A conviction for driving under the influence of drugs or alcohol (DUI) remains on your record for 10 years. Any suspension of your license stays on your DMV record permanently.
Traffic Tickets: A Gift that Keeps on Taking
Most insurance companies trace your driving record back at least three years to determine the cost of your premiums. Some go back five years. More tickets equal higher premiums, which leads to more money leaving your bank account every month. The amounts are not insignificant, either. According to Bankrate.com, full-coverage premiums increase by $20 to $30 per month for Colorado adults aged 40 or older, after just one ticket.
Premiums could shoot up even higher for younger drivers.
Do Points Reset After I (or my kid) Turn 18 or 21?
No. The number of points a driver can accumulate before license suspension slightly increases after ages 18 and 21, but demerits earned on your first license still count toward suspension for 24 months.
Here’s how it works:
Let’s say you get a ticket the week before your 18th birthday. The points from that ticket count on your driving record until a week before your 20th birthday.
The only way to obtain a clean record is to consistently obey traffic laws or hire a criminal defense attorney to help you get the points dismissed. Even then you may only receive a reduction in points – or none at all depending on the circumstances of your case.
How Many Points are on My License?
One way to know for sure is to keep track of your traffic convictions and the points they added. You can request a copy of your driving record online from the DMV. It’s not free. The DMV charges a $9 fee for your record. Certified driving records cost $10.
If you don’t like doing business online, you can make a written request via mail. If you do that, you’ll have to include a check or money order.
Department of Revenue, Division of Motor Vehicles
Driver Control Section
PO Box 173350-3350
Denver, CO 80217
Get a Criminal Defense Attorney to Fight a Traffic Ticket

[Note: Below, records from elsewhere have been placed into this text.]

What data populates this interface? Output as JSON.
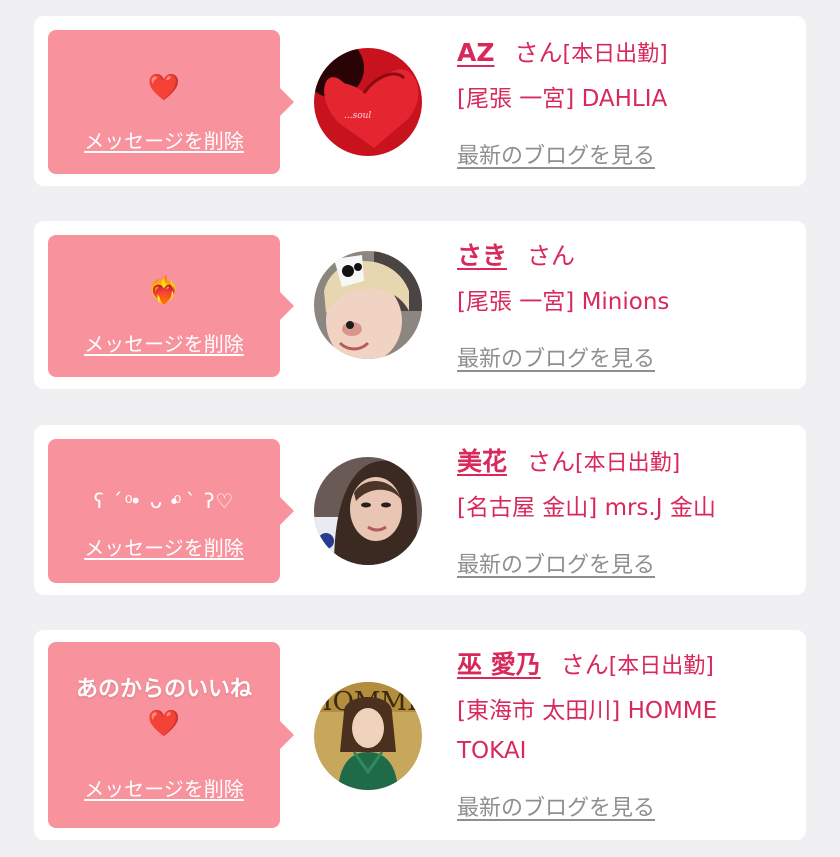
{
  "suffix_san": "さん",
  "delete_label": "メッセージを削除",
  "blog_label": "最新のブログを見る",
  "messages": [
    {
      "name": "AZ",
      "work_status": "[本日出勤]",
      "shop": "[尾張 一宮] DAHLIA",
      "message": "❤️",
      "message_icon": "red-heart-icon"
    },
    {
      "name": "さき",
      "work_status": "",
      "shop": "[尾張 一宮] Minions",
      "message": "❤️‍🔥",
      "message_icon": "heart-on-fire-icon"
    },
    {
      "name": "美花",
      "work_status": "[本日出勤]",
      "shop": "[名古屋 金山] mrs.J 金山",
      "message": "ʕ ´ ͦ• ᴗ •ͦ ` ʔ♡"
    },
    {
      "name": "巫 愛乃",
      "work_status": "[本日出勤]",
      "shop": "[東海市 太田川] HOMME TOKAI",
      "shop_line1": "[東海市 太田川] HOMME",
      "shop_line2": "TOKAI",
      "message": "あのからのいいね",
      "message_line2": "❤️",
      "message_icon": "red-heart-icon"
    }
  ],
  "colors": {
    "background": "#f0f0f2",
    "card": "#ffffff",
    "bubble": "#f8929d",
    "accent": "#d8295a",
    "link_gray": "#8f8f8f"
  }
}
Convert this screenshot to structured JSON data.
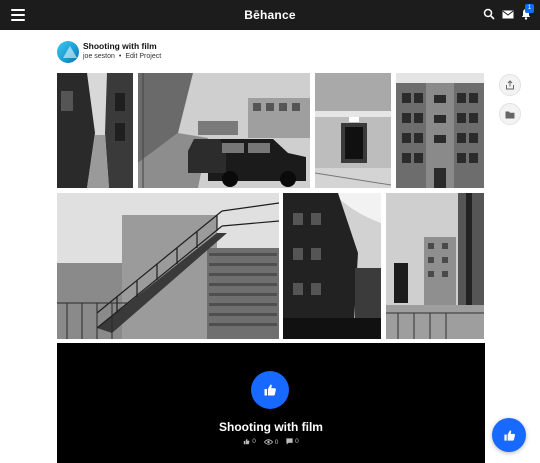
{
  "topbar": {
    "brand": "Bēhance",
    "notification_count": "1",
    "icons": [
      "menu-icon",
      "search-icon",
      "mail-icon",
      "bell-icon"
    ]
  },
  "project": {
    "title": "Shooting with film",
    "owner": "joe seston",
    "separator": "•",
    "edit_label": "Edit Project"
  },
  "side_actions": [
    "share-icon",
    "folder-icon"
  ],
  "footer": {
    "title": "Shooting with film",
    "appreciations": "0",
    "views": "0",
    "comments": "0"
  },
  "colors": {
    "topbar": "#1c1c1c",
    "accent": "#1769ff",
    "page_bg": "#ffffff",
    "footer_bg": "#000000"
  }
}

If the possible suspension of your license hangs over you, don’t wait. At Robinson and Henry, we have experienced criminal defense attorneys who can review the facts of your case and give you the best chance at keeping your license. Give us a call at 303-688-0944 to begin your free case assessment.